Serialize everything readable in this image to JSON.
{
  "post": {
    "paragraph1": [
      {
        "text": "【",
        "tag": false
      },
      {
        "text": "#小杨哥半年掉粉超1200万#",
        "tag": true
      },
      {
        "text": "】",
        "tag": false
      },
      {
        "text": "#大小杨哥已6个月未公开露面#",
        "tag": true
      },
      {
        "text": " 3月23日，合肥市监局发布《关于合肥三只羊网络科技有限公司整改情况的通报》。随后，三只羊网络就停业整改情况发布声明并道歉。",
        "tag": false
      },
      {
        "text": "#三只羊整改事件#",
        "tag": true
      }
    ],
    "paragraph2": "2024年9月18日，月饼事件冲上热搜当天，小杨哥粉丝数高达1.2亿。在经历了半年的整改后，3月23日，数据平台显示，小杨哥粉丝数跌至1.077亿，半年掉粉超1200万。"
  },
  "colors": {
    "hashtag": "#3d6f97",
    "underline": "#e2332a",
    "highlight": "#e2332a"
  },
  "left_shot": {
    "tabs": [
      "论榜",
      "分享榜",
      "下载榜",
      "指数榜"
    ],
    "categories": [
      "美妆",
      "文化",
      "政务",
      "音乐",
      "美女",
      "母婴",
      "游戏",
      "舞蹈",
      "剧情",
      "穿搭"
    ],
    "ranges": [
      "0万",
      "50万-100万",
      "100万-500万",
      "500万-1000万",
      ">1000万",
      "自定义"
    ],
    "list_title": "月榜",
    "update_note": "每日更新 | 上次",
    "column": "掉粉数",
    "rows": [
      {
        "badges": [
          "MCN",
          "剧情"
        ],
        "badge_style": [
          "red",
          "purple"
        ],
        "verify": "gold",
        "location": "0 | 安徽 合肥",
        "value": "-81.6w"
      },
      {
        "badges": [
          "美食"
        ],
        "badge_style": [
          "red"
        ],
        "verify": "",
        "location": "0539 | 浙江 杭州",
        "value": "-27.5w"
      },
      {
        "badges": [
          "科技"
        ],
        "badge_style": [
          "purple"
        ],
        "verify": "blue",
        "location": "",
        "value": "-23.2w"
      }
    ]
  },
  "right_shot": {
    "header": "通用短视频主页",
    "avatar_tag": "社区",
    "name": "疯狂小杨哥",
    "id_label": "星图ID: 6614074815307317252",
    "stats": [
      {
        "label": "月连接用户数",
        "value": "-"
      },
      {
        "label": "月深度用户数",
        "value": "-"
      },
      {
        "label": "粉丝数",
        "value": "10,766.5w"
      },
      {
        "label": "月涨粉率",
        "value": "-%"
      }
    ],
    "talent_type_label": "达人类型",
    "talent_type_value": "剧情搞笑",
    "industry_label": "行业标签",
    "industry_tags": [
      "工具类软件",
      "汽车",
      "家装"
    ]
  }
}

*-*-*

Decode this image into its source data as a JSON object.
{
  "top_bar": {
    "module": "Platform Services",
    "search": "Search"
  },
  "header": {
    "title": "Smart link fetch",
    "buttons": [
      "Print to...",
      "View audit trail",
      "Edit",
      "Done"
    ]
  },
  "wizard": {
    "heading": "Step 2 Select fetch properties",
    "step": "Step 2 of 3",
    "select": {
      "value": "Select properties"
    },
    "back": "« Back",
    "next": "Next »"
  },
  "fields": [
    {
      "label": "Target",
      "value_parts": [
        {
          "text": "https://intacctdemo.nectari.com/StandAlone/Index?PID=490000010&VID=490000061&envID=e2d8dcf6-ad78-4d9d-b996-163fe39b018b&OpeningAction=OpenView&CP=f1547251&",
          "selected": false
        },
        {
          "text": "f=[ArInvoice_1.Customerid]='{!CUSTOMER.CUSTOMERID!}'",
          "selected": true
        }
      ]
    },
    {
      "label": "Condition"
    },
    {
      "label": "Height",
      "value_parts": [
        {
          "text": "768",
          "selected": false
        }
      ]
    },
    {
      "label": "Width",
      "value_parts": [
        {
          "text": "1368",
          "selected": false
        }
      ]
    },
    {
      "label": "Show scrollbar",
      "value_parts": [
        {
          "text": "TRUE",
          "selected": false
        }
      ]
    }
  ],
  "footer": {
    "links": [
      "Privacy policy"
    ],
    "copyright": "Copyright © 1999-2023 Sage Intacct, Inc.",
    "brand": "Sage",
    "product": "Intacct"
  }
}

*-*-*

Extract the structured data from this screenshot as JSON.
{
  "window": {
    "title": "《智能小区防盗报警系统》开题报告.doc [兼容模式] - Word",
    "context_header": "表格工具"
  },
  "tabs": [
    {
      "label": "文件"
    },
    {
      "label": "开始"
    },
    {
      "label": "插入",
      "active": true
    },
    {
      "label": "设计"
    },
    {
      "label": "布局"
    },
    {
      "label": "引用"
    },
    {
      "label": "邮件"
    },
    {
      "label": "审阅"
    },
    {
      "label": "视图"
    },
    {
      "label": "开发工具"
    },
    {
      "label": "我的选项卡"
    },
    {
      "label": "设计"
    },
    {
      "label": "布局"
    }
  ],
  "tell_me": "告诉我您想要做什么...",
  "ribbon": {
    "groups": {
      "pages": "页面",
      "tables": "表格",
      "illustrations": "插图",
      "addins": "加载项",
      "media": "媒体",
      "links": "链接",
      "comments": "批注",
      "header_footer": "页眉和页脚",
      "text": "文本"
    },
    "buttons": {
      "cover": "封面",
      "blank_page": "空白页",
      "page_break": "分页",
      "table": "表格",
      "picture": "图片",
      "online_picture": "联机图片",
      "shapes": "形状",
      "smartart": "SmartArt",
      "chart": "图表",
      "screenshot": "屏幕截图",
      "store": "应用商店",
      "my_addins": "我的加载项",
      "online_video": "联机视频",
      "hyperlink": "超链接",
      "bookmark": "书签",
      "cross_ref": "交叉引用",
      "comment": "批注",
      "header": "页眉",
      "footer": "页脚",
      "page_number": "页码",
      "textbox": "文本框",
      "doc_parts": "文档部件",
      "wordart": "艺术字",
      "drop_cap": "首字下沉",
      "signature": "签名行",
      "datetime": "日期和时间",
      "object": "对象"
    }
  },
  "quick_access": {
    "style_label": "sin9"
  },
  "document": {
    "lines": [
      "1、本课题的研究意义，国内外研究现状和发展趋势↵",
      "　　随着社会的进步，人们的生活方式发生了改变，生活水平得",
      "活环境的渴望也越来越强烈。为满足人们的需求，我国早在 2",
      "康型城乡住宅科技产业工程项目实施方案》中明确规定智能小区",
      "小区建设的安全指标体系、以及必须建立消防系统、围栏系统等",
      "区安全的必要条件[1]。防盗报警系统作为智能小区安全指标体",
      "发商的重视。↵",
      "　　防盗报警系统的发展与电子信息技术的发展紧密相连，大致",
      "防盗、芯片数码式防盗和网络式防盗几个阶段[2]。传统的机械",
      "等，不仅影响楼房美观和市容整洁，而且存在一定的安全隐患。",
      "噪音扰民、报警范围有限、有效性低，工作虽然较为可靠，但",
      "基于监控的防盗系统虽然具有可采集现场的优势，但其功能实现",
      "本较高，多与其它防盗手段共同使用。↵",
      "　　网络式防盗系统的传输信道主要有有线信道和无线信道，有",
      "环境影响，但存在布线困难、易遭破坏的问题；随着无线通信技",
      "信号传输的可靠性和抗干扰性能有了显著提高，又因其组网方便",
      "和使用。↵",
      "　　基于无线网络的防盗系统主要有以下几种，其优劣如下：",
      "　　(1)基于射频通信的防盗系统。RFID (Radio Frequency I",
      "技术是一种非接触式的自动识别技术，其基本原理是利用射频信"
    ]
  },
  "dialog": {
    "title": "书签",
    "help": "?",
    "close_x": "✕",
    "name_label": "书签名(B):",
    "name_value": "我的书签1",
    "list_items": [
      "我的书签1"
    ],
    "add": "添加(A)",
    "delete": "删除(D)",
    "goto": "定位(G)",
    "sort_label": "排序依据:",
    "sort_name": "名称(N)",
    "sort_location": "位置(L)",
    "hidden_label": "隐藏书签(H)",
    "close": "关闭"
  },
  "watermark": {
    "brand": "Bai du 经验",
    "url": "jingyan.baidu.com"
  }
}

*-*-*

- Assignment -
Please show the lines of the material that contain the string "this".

- Solved problem -
Serialize everything readable in this image to JSON.
Decode this image into its source data as a JSON object.
Extract the structured data from this screenshot as JSON.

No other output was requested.